Updated Saturday, Mar 12 at 12:12 PM

All the participants outfitted in little blue jerseys in the Lil' Kickers soccer program "Bunnies" class are under age two.

"All right soccer players, today we're going to do the soccer dance." called out their coach.

Activities in the 50 minute class include a round of red-light green-light, and some bubble stomping. At this age, adults must attend class with the children. Camila Wattula came with her son Charlie. 
"We just noticed from the minute he learned to walk he wanted to run around with a ball, and he was kicking it. So we just thought "Maybe we have a little soccer star on our hands," Wattula said.

The soccer training is just one of a number of sports programs that enroll toddlers.
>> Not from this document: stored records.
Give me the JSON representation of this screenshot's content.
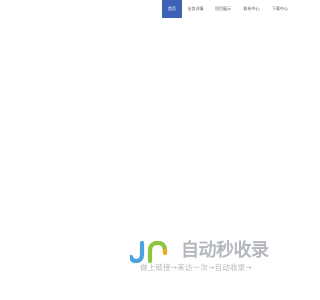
{
  "nav": {
    "items": [
      {
        "label": "首页",
        "active": true
      },
      {
        "label": "业务详情"
      },
      {
        "label": "项目展示"
      },
      {
        "label": "联系中心"
      },
      {
        "label": "下载中心"
      }
    ]
  },
  "brand": {
    "title": "自动秒收录",
    "slogan": "做上链接→来访一次→自动收录→",
    "colors": {
      "accent_blue": "#4aa3df",
      "accent_green": "#8cc63f",
      "accent_orange": "#f5a623",
      "text_gray": "#b4b8bd",
      "nav_active": "#3e63b6"
    }
  }
}
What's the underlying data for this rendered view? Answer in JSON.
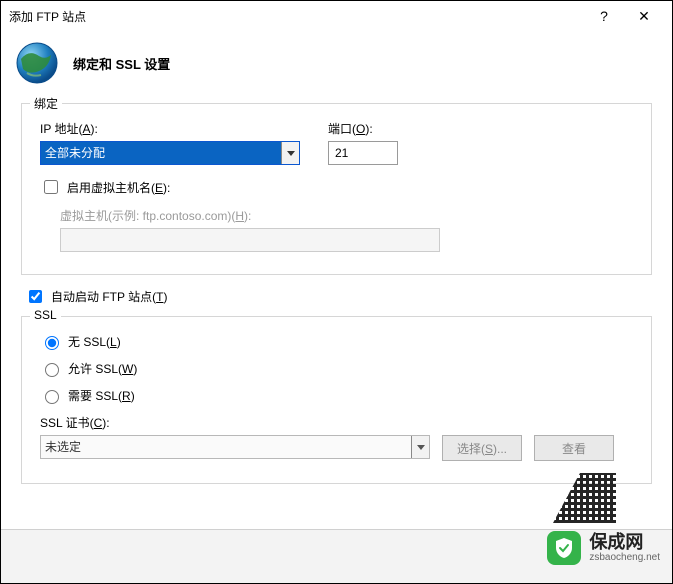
{
  "window": {
    "title": "添加 FTP 站点",
    "help": "?",
    "close": "✕"
  },
  "header": {
    "title": "绑定和 SSL 设置"
  },
  "binding": {
    "legend": "绑定",
    "ip_label_pre": "IP 地址(",
    "ip_label_u": "A",
    "ip_label_post": "):",
    "ip_value": "全部未分配",
    "port_label_pre": "端口(",
    "port_label_u": "O",
    "port_label_post": "):",
    "port_value": "21",
    "vhost_check_pre": "启用虚拟主机名(",
    "vhost_check_u": "E",
    "vhost_check_post": "):",
    "vhost_label_pre": "虚拟主机(示例: ftp.contoso.com)(",
    "vhost_label_u": "H",
    "vhost_label_post": "):",
    "vhost_value": ""
  },
  "autostart": {
    "label_pre": "自动启动 FTP 站点(",
    "label_u": "T",
    "label_post": ")"
  },
  "ssl": {
    "legend": "SSL",
    "no_ssl_pre": "无 SSL(",
    "no_ssl_u": "L",
    "no_ssl_post": ")",
    "allow_ssl_pre": "允许 SSL(",
    "allow_ssl_u": "W",
    "allow_ssl_post": ")",
    "require_ssl_pre": "需要 SSL(",
    "require_ssl_u": "R",
    "require_ssl_post": ")",
    "cert_label_pre": "SSL 证书(",
    "cert_label_u": "C",
    "cert_label_post": "):",
    "cert_value": "未选定",
    "select_btn_pre": "选择(",
    "select_btn_u": "S",
    "select_btn_post": ")...",
    "view_btn": "查看"
  },
  "watermark": {
    "brand": "保成网",
    "url": "zsbaocheng.net"
  }
}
But do toddlers need organized programs to hone skills that will take them to the top of their sports?

Dr. Monique Burton, Interim Chief of Sports Medicine at Seattle Children's said research shows it's not the case.
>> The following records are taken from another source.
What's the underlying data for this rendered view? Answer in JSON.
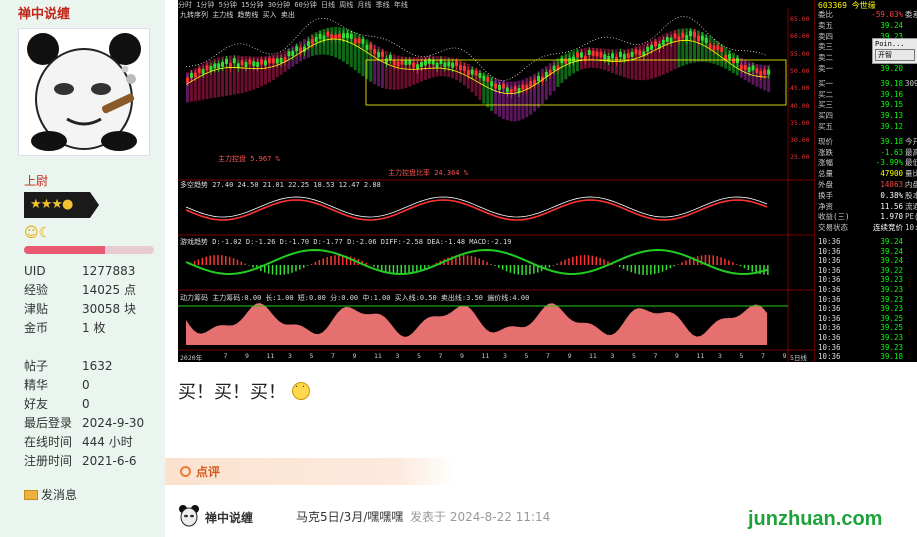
{
  "sidebar": {
    "username": "禅中说缠",
    "rank_title": "上尉",
    "level_fraction": 0.62,
    "stats": [
      {
        "label": "UID",
        "value": "1277883"
      },
      {
        "label": "经验",
        "value": "14025 点"
      },
      {
        "label": "津贴",
        "value": "30058 块"
      },
      {
        "label": "金币",
        "value": "1 枚"
      }
    ],
    "stats2": [
      {
        "label": "帖子",
        "value": "1632"
      },
      {
        "label": "精华",
        "value": "0"
      },
      {
        "label": "好友",
        "value": "0"
      },
      {
        "label": "最后登录",
        "value": "2024-9-30"
      },
      {
        "label": "在线时间",
        "value": "444 小时"
      },
      {
        "label": "注册时间",
        "value": "2021-6-6"
      }
    ],
    "send_message": "发消息"
  },
  "chart": {
    "topbar": "分时 1分钟 5分钟 15分钟 30分钟 60分钟 日线 周线 月线 季线 年线",
    "indicator_lines": [
      {
        "text": "九转序列 主力线 趋势线 买入 卖出",
        "color": "#dddddd"
      },
      {
        "text": "主力控盘 5.967 %",
        "color": "#ff5555"
      },
      {
        "text": "主力控盘比率 24.364 %",
        "color": "#ff5555"
      },
      {
        "text": "多空趋势 27.40 24.50 21.01 22.25 18.53 12.47 2.88",
        "color": "#dddddd"
      },
      {
        "text": "游戏趋势 D:-1.02 D:-1.26 D:-1.70 D:-1.77 D:-2.06 DIFF:-2.58 DEA:-1.48 MACD:-2.19",
        "color": "#dddddd"
      },
      {
        "text": "动力筹码 主力筹码:0.00 长:1.00 短:0.00 分:0.00 中:1.00 买入线:0.50 卖出线:3.50 遍价线:4.00",
        "color": "#dddddd"
      }
    ],
    "price_ticks": [
      "65.00",
      "60.00",
      "55.00",
      "50.00",
      "45.00",
      "40.00",
      "35.00",
      "30.00",
      "25.00"
    ],
    "x_labels": [
      "2020年",
      "7",
      "9",
      "11",
      "3",
      "5",
      "7",
      "9",
      "11",
      "3",
      "5",
      "7",
      "9",
      "11",
      "3",
      "5",
      "7",
      "9",
      "11",
      "3",
      "5",
      "7",
      "9",
      "11",
      "3",
      "5",
      "7",
      "9"
    ],
    "period_label": "5日线",
    "stock_code": "603369",
    "stock_name": "今世缘",
    "quote_rows": [
      {
        "k": "委比",
        "v": "-59.03%",
        "x": "委差",
        "color": "#ff4444"
      },
      {
        "k": "卖五",
        "v": "39.24",
        "x": "",
        "color": "#00ff00"
      },
      {
        "k": "卖四",
        "v": "39.23",
        "x": "",
        "color": "#00ff00"
      },
      {
        "k": "卖三",
        "v": "39.22",
        "x": "",
        "color": "#00ff00"
      },
      {
        "k": "卖二",
        "v": "39.21",
        "x": "",
        "color": "#00ff00"
      },
      {
        "k": "卖一",
        "v": "39.20",
        "x": "",
        "color": "#00ff00"
      },
      {
        "k": "买一",
        "v": "39.18",
        "x": "309",
        "color": "#00ff00"
      },
      {
        "k": "买二",
        "v": "39.16",
        "x": "",
        "color": "#00ff00"
      },
      {
        "k": "买三",
        "v": "39.15",
        "x": "",
        "color": "#00ff00"
      },
      {
        "k": "买四",
        "v": "39.13",
        "x": "",
        "color": "#00ff00"
      },
      {
        "k": "买五",
        "v": "39.12",
        "x": "",
        "color": "#00ff00"
      },
      {
        "k": "现价",
        "v": "39.18",
        "x": "今开",
        "color": "#00ff00"
      },
      {
        "k": "涨跌",
        "v": "-1.63",
        "x": "最高",
        "color": "#00ff00"
      },
      {
        "k": "涨幅",
        "v": "-3.99%",
        "x": "最低",
        "color": "#00ff00"
      },
      {
        "k": "总量",
        "v": "47900",
        "x": "量比",
        "color": "#ffff00"
      },
      {
        "k": "外盘",
        "v": "14863",
        "x": "内盘",
        "color": "#ff4444"
      },
      {
        "k": "换手",
        "v": "0.38%",
        "x": "股本",
        "color": "#ffffff"
      },
      {
        "k": "净资",
        "v": "11.56",
        "x": "流通",
        "color": "#ffffff"
      },
      {
        "k": "收益(三)",
        "v": "1.970",
        "x": "PE(动)",
        "color": "#ffffff"
      },
      {
        "k": "交易状态",
        "v": "连续竞价",
        "x": "10:36",
        "color": "#ffffff"
      }
    ],
    "ticks": [
      {
        "t": "10:36",
        "p": "39.24"
      },
      {
        "t": "10:36",
        "p": "39.24"
      },
      {
        "t": "10:36",
        "p": "39.24"
      },
      {
        "t": "10:36",
        "p": "39.22"
      },
      {
        "t": "10:36",
        "p": "39.23"
      },
      {
        "t": "10:36",
        "p": "39.23"
      },
      {
        "t": "10:36",
        "p": "39.23"
      },
      {
        "t": "10:36",
        "p": "39.23"
      },
      {
        "t": "10:36",
        "p": "39.25"
      },
      {
        "t": "10:36",
        "p": "39.25"
      },
      {
        "t": "10:36",
        "p": "39.23"
      },
      {
        "t": "10:36",
        "p": "39.23"
      },
      {
        "t": "10:36",
        "p": "39.18"
      }
    ],
    "popup_label": "Poin...",
    "popup_button": "开智"
  },
  "post": {
    "reply_text": "买！买！买！",
    "comment_label": "点评",
    "author": "禅中说缠",
    "title": "马克5日/3月/嘿嘿嘿",
    "time": "发表于 2024-8-22 11:14"
  },
  "watermark": "junzhuan.com"
}
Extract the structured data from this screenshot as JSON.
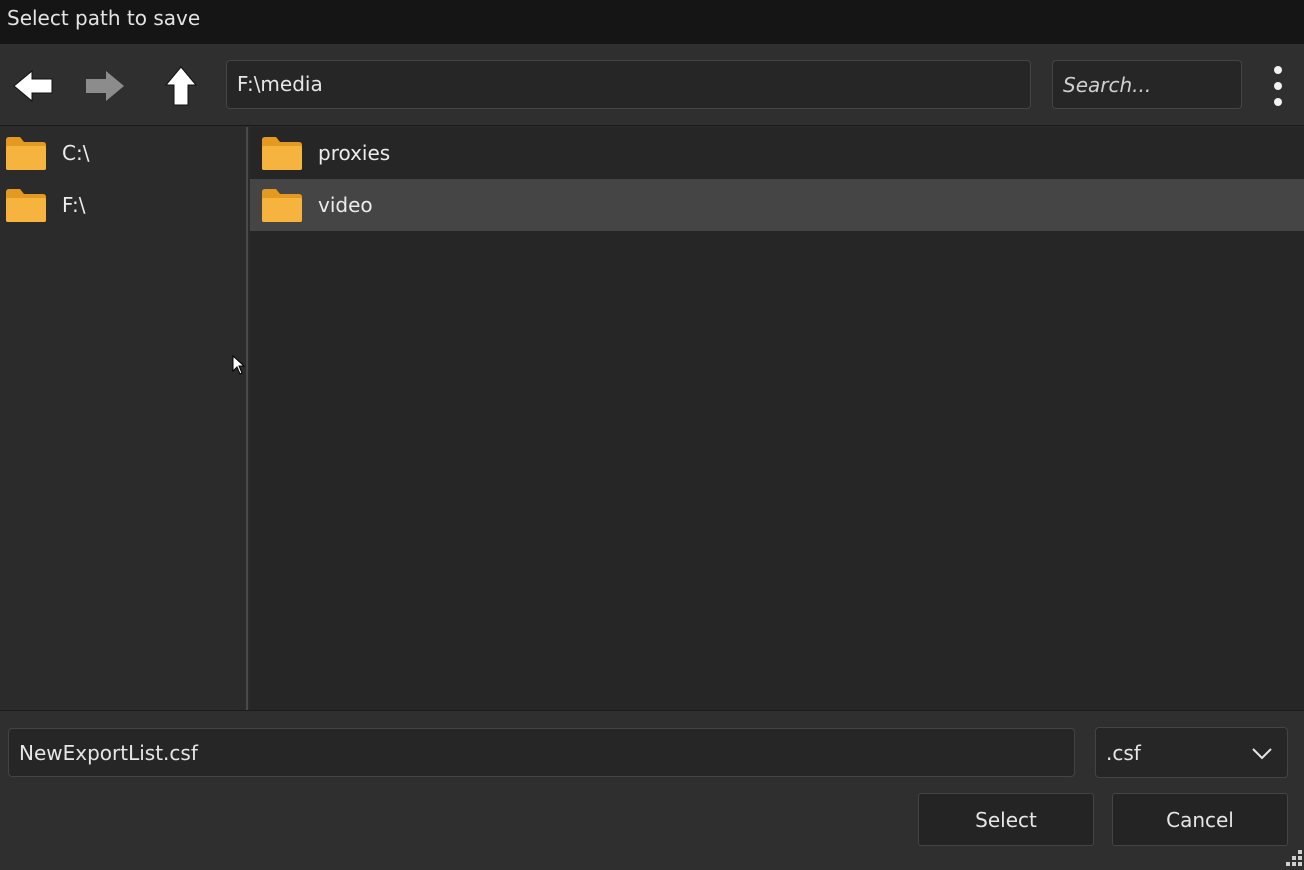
{
  "window": {
    "title": "Select path to save"
  },
  "toolbar": {
    "path_value": "F:\\media",
    "search_placeholder": "Search..."
  },
  "sidebar": {
    "items": [
      {
        "label": "C:\\",
        "icon": "folder-icon"
      },
      {
        "label": "F:\\",
        "icon": "folder-icon"
      }
    ]
  },
  "content": {
    "items": [
      {
        "label": "proxies",
        "icon": "folder-icon",
        "selected": false
      },
      {
        "label": "video",
        "icon": "folder-icon",
        "selected": true
      }
    ]
  },
  "bottom": {
    "filename_value": "NewExportList.csf",
    "filetype_value": ".csf",
    "select_label": "Select",
    "cancel_label": "Cancel"
  },
  "colors": {
    "folder": "#f6b43e",
    "folder_back": "#e39a22",
    "selected_row": "#454545",
    "background": "#2b2b2b"
  }
}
"While we see those stories of Olympians, and that they began when they were three, years old, it's not necessarily what we see in reality," Dr. Burton said.

Back at class, it's time for the toddlers to practice scoring goals. But the program focuses not elite training, rather on life skills through soccer, according to Karen Crowe, Lil' Kickers owner and Director of Child Development.

"At 18 and 24 months the kids are not learning soccer. What they're doing is developing a foundation for being active. So we are teaching balance and coordination. We're teaching listening skills, following directions," Crowe said.

Those are all important early learning skills. But is there a downside to toddler sports? Dr. Burton said a lot depends on the program.

She said parents should look for a program that has a mix of structured time and free play. It should emphasize experimentation, exploration and fun.

And she said parents should provide different activity choices for toddlers. That way they may avoid another problem that can happen when kids are pushed to focus on just one sport.

"I think you're at risk of setting up your child to have burnout, for over-training, overuse injuries, and it may actually set them up to not want to do that sport," Dr. Burton cautioned.

While Charlie's mother, Camila Wattula, said she wouldn't mind if he chooses soccer down the road, she values his weekly class for something else.

"For now I just know he has a good time. He looks forward to it. And I think that's enough for me," she said.

Dr. Burton also wanted parents to know that unstructured play, the kind kids get at their local playground is important for reaching toddler developmental milestones.

"You don't need to have an organized sport necessarily to be able to have these developmental milestones reached at an earlier age," she said.